Depending on where you live, you may or may not have heard about the copyright law changes going down in New Zealand at the moment. For those of you that don't know, part of this new law is aimed at file sharers on the internet. This part of the law, Section 92 (or S92 for short) revolves around one simple rule: if you're accused of repeated copyright infringements, you'll lose your internet connection.
Section 92 is causing quite a stir, for several reasons. The first and foremost of these reasons is that you do not have to be convicted of actual copyright infringement for S92 to kick in. No, you only need to be accused of infringing copyright. That's right, accused. In essence, it's taking the whole judicial concept of "innocent until proven guilty" and turning it on its head. What's more, there are no penalties for filing a false statement, so there's nothing to stop false accusations from being made.
Another large part of the problem is that is shifts the burden of copyright enforcement from the copyright holder to the internet provider. In order for this law to be effective, internet providers will need to keep logs of which account was assigned which internet (IP) address, possibly for several years at a time. They need to create systems for querying this data so that they can send an accusation to the correct account-holder. They dedicated staff to process accusation notices and ensure that each one meets the (fairly low) standard required under the law. All this because the various content publishing organisations (read: music and film producers) are too lazy to perform the necessary legwork to send each case through the legal system.
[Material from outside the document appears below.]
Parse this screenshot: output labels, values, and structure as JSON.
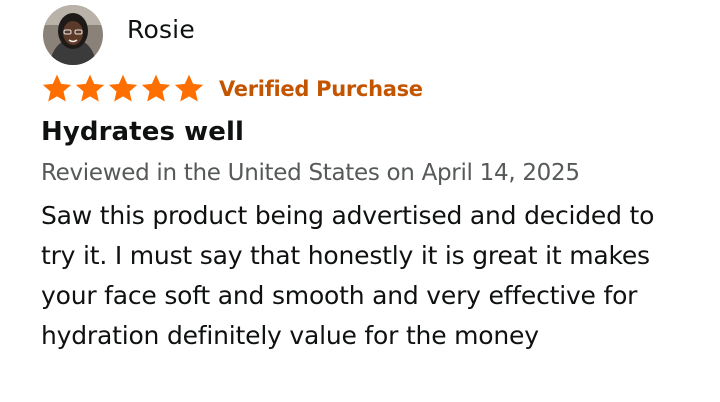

Our own government wasn't even sure that this section of the new Act was needed. Although present in initial drafts of the law, it was removed by a Select Committee because it was deemed unworkable. However, thanks to stupid and gullible politicians, the section was re-added.
So what does this mean for New Zealand? Anybody with an unsecured wireless router could get permanent disconnection from the internet for something they haven't done. Schools, libraries and companies could get kicked off the internet because of fraudulent accusations. Do our musicians and filmmakers benefit? Hardly likely, seeing as how the production and distribution companies receive the lion's share of any profits made from CD/DVD sales. No, all we're seeing is ordinary people being punished because a group of companies have failed to embrace the internet.
There's only one small piece of silver lining around this dark cloud. Although the new Copyright Act came into force as of February 28, our new prime minister has postponed the start of S92 until near the end of March. During this time, the internet providers and content producers are supposed to talk and come up with some sort of "code of compliance" that can be used to make this law work. If nothing can be worked out, S92 may be removed from the law entirely.
Let's all hope that no agreement can be made, or else we're in for some very interesting times in the years ahead.